Our Songs were our Stones': Song and Struggle in the Treatment Action Campaign
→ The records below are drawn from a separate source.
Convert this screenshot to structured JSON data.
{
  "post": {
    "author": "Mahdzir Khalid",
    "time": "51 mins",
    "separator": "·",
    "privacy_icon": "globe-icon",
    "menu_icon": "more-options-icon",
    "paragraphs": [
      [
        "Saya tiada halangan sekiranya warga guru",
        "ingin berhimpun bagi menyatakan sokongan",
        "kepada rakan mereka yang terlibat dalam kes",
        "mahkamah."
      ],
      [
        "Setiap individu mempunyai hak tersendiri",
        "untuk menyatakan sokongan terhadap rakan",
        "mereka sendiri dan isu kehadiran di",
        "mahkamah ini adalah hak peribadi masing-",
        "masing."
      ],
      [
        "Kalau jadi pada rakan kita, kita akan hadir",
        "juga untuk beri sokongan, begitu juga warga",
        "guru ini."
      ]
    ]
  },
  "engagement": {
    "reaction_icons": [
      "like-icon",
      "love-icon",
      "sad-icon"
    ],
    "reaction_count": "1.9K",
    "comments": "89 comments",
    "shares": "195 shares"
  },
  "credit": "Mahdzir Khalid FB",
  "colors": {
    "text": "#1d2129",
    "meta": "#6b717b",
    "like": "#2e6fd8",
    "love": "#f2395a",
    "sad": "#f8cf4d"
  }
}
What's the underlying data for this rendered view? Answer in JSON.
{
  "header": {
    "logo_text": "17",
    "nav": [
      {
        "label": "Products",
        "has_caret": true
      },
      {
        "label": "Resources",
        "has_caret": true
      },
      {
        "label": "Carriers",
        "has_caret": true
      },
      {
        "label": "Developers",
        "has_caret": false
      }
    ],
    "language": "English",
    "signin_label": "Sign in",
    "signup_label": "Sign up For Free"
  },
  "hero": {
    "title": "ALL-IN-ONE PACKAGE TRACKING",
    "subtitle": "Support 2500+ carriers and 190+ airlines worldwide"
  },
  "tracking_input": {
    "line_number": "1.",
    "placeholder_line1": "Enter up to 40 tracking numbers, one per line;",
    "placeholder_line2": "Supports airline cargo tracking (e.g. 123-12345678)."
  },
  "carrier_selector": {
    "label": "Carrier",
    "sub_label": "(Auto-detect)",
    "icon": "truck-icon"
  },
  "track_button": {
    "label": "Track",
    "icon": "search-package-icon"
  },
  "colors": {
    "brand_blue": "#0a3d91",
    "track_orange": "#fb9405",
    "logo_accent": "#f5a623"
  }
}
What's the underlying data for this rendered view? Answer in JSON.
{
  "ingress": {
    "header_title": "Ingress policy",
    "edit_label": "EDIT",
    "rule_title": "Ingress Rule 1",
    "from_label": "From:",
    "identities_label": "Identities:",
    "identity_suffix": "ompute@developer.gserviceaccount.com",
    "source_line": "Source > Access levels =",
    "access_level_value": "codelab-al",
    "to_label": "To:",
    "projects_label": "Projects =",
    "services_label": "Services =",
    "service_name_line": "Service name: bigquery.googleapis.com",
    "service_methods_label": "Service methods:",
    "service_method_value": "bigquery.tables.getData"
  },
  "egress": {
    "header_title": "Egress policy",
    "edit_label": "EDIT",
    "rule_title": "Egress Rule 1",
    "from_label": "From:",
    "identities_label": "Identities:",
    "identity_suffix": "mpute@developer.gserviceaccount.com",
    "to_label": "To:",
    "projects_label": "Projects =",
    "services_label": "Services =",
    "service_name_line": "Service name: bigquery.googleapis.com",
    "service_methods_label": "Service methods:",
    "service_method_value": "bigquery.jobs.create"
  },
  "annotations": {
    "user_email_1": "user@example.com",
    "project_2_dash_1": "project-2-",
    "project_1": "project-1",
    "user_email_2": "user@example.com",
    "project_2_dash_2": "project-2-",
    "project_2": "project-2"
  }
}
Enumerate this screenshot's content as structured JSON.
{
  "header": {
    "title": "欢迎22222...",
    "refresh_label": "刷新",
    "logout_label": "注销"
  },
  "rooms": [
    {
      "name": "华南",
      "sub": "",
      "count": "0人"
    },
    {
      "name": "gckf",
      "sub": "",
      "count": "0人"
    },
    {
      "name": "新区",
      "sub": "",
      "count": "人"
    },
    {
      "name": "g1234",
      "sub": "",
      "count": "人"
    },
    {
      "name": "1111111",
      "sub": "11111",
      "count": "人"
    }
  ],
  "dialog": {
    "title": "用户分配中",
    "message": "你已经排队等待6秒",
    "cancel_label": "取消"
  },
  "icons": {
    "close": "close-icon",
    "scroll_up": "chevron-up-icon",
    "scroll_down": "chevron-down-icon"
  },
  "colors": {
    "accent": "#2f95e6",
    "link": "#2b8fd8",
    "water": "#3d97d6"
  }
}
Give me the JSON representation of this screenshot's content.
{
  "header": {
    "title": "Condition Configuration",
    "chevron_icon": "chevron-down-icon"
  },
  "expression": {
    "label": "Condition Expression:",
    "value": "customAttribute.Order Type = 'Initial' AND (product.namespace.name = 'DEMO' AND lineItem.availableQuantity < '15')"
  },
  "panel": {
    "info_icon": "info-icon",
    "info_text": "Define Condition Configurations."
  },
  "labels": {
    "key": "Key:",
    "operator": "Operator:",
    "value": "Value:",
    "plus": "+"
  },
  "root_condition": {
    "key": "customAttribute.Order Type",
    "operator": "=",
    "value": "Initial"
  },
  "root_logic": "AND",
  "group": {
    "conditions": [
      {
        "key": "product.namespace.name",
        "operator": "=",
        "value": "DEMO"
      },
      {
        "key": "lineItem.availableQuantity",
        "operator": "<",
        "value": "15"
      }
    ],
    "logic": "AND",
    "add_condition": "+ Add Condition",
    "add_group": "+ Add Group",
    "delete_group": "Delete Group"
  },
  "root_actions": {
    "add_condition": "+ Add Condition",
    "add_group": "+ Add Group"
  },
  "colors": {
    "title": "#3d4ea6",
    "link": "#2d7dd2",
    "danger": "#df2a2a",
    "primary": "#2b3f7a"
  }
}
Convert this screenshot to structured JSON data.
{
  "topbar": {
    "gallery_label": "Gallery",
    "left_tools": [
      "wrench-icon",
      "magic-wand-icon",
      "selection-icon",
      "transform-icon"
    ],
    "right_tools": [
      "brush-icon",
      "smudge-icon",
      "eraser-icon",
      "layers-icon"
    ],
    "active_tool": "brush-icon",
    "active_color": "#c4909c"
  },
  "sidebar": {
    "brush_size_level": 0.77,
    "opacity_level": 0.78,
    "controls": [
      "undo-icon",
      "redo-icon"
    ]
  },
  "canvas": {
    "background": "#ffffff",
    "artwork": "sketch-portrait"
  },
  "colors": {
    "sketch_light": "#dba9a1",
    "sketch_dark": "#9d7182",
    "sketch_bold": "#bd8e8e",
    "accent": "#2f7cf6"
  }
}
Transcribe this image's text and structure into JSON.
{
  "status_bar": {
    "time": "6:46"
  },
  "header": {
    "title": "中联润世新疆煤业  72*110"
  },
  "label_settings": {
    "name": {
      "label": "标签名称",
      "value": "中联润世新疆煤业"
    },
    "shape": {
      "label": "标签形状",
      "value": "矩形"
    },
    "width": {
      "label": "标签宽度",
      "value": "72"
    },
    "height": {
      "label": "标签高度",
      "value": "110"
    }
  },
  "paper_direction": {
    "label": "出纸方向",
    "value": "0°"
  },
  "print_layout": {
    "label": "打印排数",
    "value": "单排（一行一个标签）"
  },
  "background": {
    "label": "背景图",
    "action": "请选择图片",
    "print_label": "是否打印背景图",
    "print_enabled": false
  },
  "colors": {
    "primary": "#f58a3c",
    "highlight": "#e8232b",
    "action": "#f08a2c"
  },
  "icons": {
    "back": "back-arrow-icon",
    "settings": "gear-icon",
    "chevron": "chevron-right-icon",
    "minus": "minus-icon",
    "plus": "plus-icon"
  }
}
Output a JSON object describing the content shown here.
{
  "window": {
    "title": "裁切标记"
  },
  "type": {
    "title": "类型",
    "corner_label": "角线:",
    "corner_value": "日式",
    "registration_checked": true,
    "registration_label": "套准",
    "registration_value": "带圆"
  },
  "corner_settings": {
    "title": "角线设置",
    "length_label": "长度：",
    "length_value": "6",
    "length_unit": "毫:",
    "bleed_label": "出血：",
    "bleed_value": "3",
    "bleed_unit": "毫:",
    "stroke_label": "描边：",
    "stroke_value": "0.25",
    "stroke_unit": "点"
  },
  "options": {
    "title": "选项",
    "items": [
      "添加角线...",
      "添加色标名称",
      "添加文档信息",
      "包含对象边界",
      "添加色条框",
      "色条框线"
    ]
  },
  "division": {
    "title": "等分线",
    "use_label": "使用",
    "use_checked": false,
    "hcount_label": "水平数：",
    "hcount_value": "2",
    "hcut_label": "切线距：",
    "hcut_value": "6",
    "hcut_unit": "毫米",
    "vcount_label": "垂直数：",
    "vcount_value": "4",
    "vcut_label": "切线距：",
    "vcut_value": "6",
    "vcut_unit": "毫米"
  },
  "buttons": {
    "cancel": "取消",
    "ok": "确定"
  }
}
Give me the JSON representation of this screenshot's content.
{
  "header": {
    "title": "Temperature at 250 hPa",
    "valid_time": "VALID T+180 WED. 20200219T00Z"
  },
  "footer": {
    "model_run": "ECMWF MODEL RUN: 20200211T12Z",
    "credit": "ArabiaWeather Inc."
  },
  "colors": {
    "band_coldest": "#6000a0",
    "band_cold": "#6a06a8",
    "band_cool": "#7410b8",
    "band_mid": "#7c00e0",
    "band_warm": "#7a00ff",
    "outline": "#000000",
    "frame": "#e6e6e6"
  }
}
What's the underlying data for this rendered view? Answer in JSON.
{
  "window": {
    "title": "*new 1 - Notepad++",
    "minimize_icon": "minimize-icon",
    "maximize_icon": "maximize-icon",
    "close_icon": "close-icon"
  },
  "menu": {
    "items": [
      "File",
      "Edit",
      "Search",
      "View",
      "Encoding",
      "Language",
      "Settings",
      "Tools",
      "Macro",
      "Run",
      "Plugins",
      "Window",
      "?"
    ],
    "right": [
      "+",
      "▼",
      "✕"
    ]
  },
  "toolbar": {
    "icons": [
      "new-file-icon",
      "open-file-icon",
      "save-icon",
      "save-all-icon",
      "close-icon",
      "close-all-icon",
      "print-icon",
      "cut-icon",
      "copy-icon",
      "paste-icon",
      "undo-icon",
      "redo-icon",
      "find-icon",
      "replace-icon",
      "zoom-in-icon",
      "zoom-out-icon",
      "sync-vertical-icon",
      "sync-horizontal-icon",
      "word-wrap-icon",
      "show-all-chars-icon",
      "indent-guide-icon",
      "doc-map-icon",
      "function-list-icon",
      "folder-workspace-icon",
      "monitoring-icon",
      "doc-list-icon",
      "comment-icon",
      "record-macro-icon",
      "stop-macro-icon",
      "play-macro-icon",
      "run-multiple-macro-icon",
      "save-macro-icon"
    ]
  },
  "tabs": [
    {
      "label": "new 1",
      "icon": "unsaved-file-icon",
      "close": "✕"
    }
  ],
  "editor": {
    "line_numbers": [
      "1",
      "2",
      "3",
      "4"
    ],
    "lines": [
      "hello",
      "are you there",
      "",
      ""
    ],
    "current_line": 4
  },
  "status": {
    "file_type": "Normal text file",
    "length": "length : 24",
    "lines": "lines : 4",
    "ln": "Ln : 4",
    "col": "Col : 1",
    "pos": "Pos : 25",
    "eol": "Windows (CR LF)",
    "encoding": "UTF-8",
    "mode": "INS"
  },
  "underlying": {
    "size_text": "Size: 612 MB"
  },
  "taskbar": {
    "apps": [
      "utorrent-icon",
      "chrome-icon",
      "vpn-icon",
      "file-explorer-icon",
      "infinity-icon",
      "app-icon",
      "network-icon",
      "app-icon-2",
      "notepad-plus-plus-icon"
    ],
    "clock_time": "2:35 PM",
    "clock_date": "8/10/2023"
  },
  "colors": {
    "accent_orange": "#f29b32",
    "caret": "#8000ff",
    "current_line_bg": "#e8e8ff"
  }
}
With 3 million people receiving anti-retroviral therapies (ARV) in South Africa, it has the largest public ARV programme in the world. The implementation of this programme was made possible by the efforts of AIDS advocacy groups that lobbied the government to make ARV available. Chief among these was the Treatment Action Campaign (TAC). The group mobilised South Africans across socio-economic and racial lines against the AIDS denial of key members of the African National Congress (ANC). Through interviews with TAC members and ethnographic accounts of (c)current activism, this paper examines song as a method of mobilisation against HIV/AIDS-related injustices. As instrumental components of the liberation struggle, songs have become ubiqioutus within protest action, as demonstrated by the recent hashtag student movements. By utilising similar forms of rights-based activism found in the country's liberation struggle, TAC is able to tap into reservoirs of emotional potential rooted in political struggle.